Cutting out the sector level of management will reduce bureaucracy, cut costs and speed up decisions, the company says. Kaeser took over last year after previous CEO Peter Loescher missed several profit targets.

The revamp comes as Siemens is considering making an offer for the power generating business of France’s Alstom, which has already received an offer from General Electric.

Kaeser was to lay out details Wednesday at a news conference in Berlin.

The restructuring announcement comes along with the release of what the company called a mixed earnings performance in the first three months of the year, the company’s fiscal second quarter. Net profit rose 12 percent to 1.153 billion euros ($1.61 billion). But revenues fell 2 percent to 17.78 billion euros, and new orders slipped 13 percent to 18.43 billion euros. New orders are key to the company’s future profits as it delivers large projects with long lead times.

Siemens, based in Munich, makes heavy machinery such as gas- and wind-powered turbines, trains, and medical imaging devices. Other businesses include factory automation and security equipment. It has 359,000 employees, 243,000 of them outside its German base.

The shakeup included a slew of other measures, including the acquisition of Rolls-Royce’s gas turbine and compressor business for 950 million euros ($1.32 billion) as the company focuses on what it hopes will be a profitable sector. Siemens also announced it was forming a joint venture with Mitsubishi Heavy Industries to provide plants, products and services for the iron, steel and aluminum industries.

And it will also hold a stock-market offering for its hearing-aid business.

The company said it plans to increase the number of employee shareholders by 50 percent to over 200,000 to create what Kaeser called “a sustainable ownership culture” at the company.

Siemens CEO shakes up company to raise profits

KDWN

FRANKFURT, Germany (AP) — German industrial equipment maker Siemens AG is launching a sweeping restructuring to raise profits and better compete with peers such as General Electric.

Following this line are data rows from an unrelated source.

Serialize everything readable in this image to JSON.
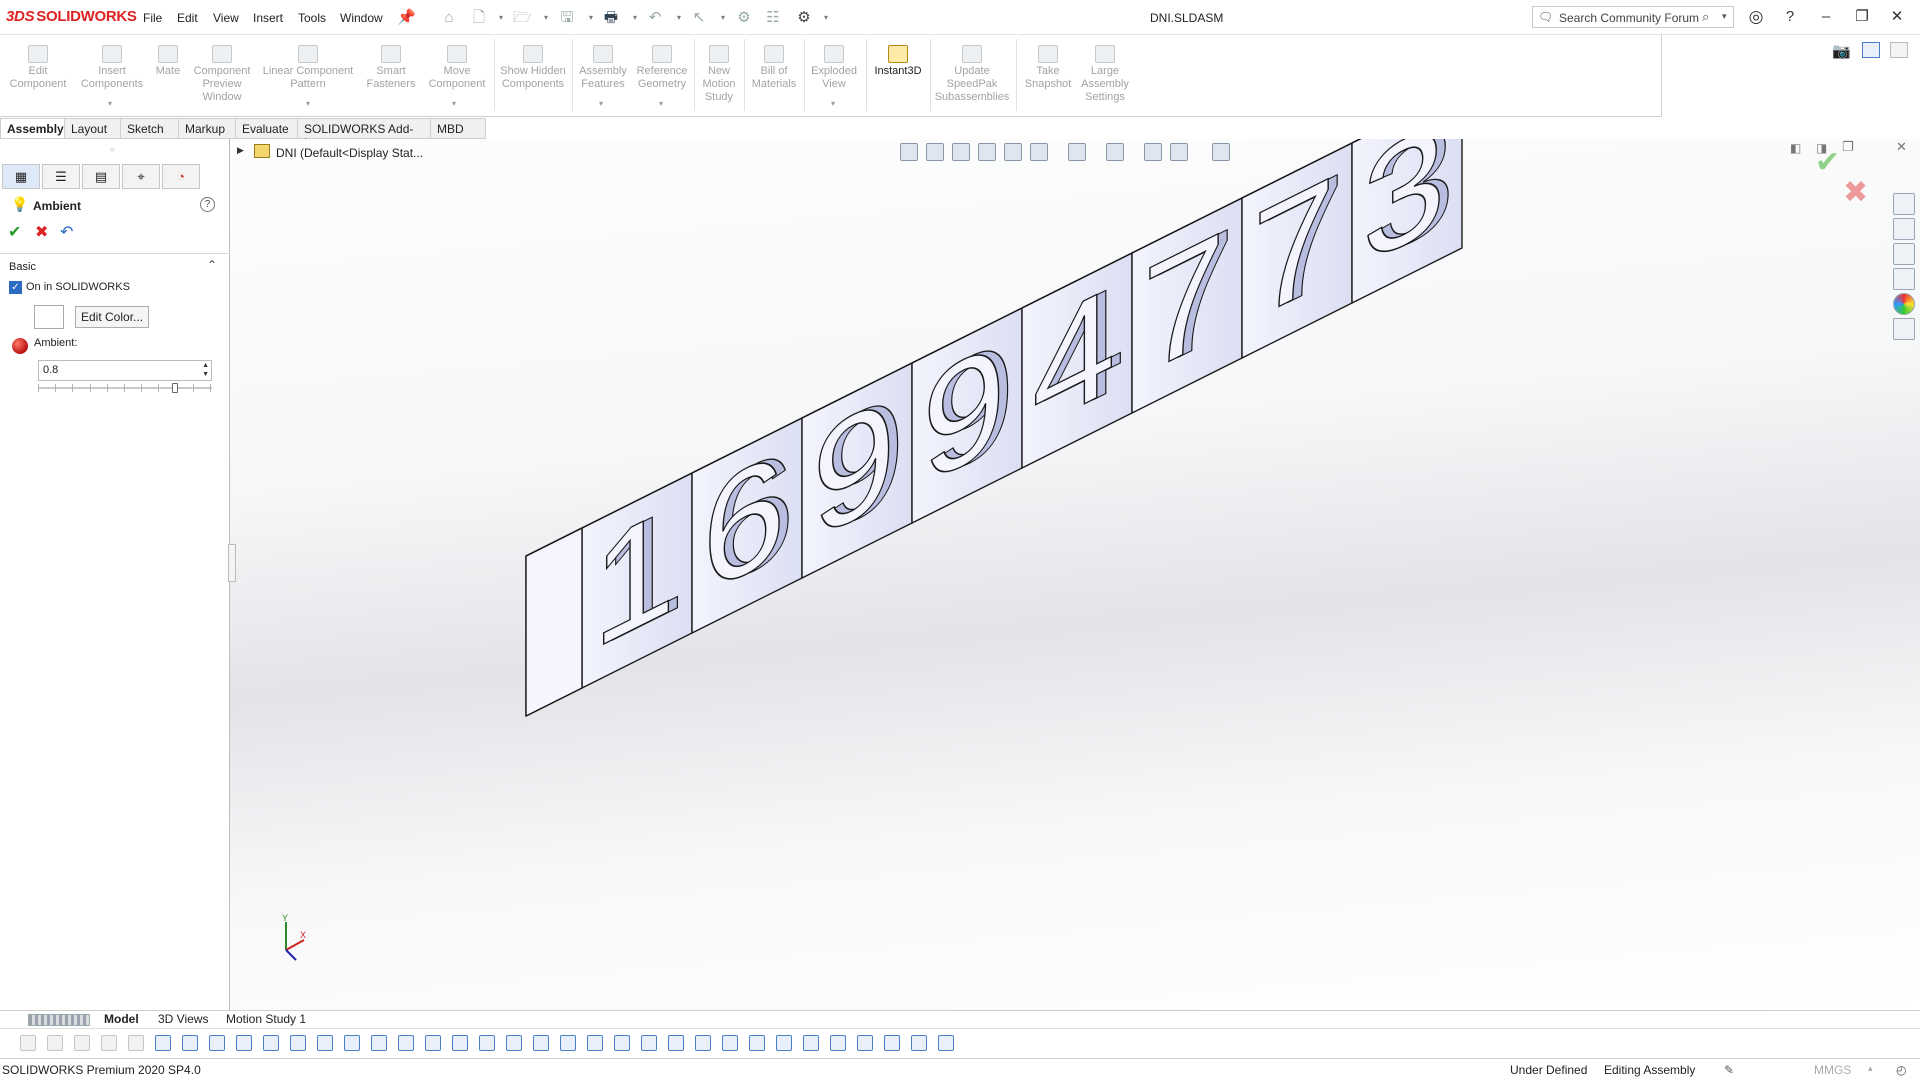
{
  "app": {
    "brand": "SOLIDWORKS",
    "brand_prefix": "3DS",
    "document_title": "DNI.SLDASM"
  },
  "menu": [
    "File",
    "Edit",
    "View",
    "Insert",
    "Tools",
    "Window"
  ],
  "search": {
    "placeholder": "Search Community Forum"
  },
  "ribbon": [
    {
      "label": "Edit Component",
      "icon": "edit-component-icon"
    },
    {
      "label": "Insert Components",
      "icon": "insert-components-icon"
    },
    {
      "label": "Mate",
      "icon": "mate-icon"
    },
    {
      "label": "Component Preview Window",
      "icon": "preview-window-icon"
    },
    {
      "label": "Linear Component Pattern",
      "icon": "linear-pattern-icon"
    },
    {
      "label": "Smart Fasteners",
      "icon": "smart-fasteners-icon"
    },
    {
      "label": "Move Component",
      "icon": "move-component-icon"
    },
    {
      "label": "Show Hidden Components",
      "icon": "show-hidden-icon"
    },
    {
      "label": "Assembly Features",
      "icon": "assembly-features-icon"
    },
    {
      "label": "Reference Geometry",
      "icon": "reference-geometry-icon"
    },
    {
      "label": "New Motion Study",
      "icon": "motion-study-icon"
    },
    {
      "label": "Bill of Materials",
      "icon": "bom-icon"
    },
    {
      "label": "Exploded View",
      "icon": "exploded-view-icon"
    },
    {
      "label": "Instant3D",
      "icon": "instant3d-icon"
    },
    {
      "label": "Update SpeedPak Subassemblies",
      "icon": "speedpak-icon"
    },
    {
      "label": "Take Snapshot",
      "icon": "snapshot-icon"
    },
    {
      "label": "Large Assembly Settings",
      "icon": "large-assembly-icon"
    }
  ],
  "command_tabs": [
    "Assembly",
    "Layout",
    "Sketch",
    "Markup",
    "Evaluate",
    "SOLIDWORKS Add-Ins",
    "MBD"
  ],
  "tree": {
    "root_label": "DNI  (Default<Display Stat..."
  },
  "property_manager": {
    "title": "Ambient",
    "section": "Basic",
    "checkbox_label": "On in SOLIDWORKS",
    "edit_color_label": "Edit Color...",
    "ambient_label": "Ambient:",
    "ambient_value": "0.8",
    "ambient_slider_fraction": 0.8
  },
  "model": {
    "digits": [
      "1",
      "6",
      "9",
      "9",
      "4",
      "7",
      "7",
      "3"
    ]
  },
  "bottom_tabs": [
    "Model",
    "3D Views",
    "Motion Study 1"
  ],
  "status": {
    "product": "SOLIDWORKS Premium 2020 SP4.0",
    "definition": "Under Defined",
    "mode": "Editing Assembly",
    "units": "MMGS"
  },
  "colors": {
    "brand": "#d22222",
    "accent": "#2c6cc0",
    "model_face_top": "#ffffff",
    "model_face_front": "#e9ebfb",
    "model_face_side": "#c9cde8"
  }
}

CEO Joe Kaeser is eliminating the sprawling company’s four broad sectors overseeing its businesses, and will trim those business divisions from 16 to nine. Each division will get a profit margin target as Siemens aims to focus on fields where it can grow and earn the most.

Cutting out the sector level of management will reduce bureaucracy, cut costs and speed up decisions, the company says. Kaeser took over last year after previous CEO Peter Loescher missed several profit targets.

The revamp comes as Siemens is considering making an offer for the power generating business of France’s Alstom, which has already received an offer from General Electric.

Kaeser was to lay out details Wednesday at a news conference in Berlin.

The restructuring announcement comes along with the release of what the company called a mixed earnings performance in the first three months of the year, the company’s fiscal second quarter. Net profit rose 12 percent to 1.153 billion euros ($1.61 billion). But revenues fell 2 percent to 17.78 billion euros, and new orders slipped 13 percent to 18.43 billion euros. New orders are key to the company’s future profits as it delivers large projects with long lead times.

Siemens, based in Munich, makes heavy machinery such as gas- and wind-powered turbines, trains, and medical imaging devices. Other businesses include factory automation and security equipment. It has 359,000 employees, 243,000 of them outside its German base.

The shakeup included a slew of other measures, including the acquisition of Rolls-Royce’s gas turbine and compressor business for 950 million euros ($1.32 billion) as the company focuses on what it hopes will be a profitable sector. Siemens also announced it was forming a joint venture with Mitsubishi Heavy Industries to provide plants, products and services for the iron, steel and aluminum industries.

And it will also hold a stock-market offering for its hearing-aid business.

The company said it plans to increase the number of employee shareholders by 50 percent to over 200,000 to create what Kaeser called “a sustainable ownership culture” at the company.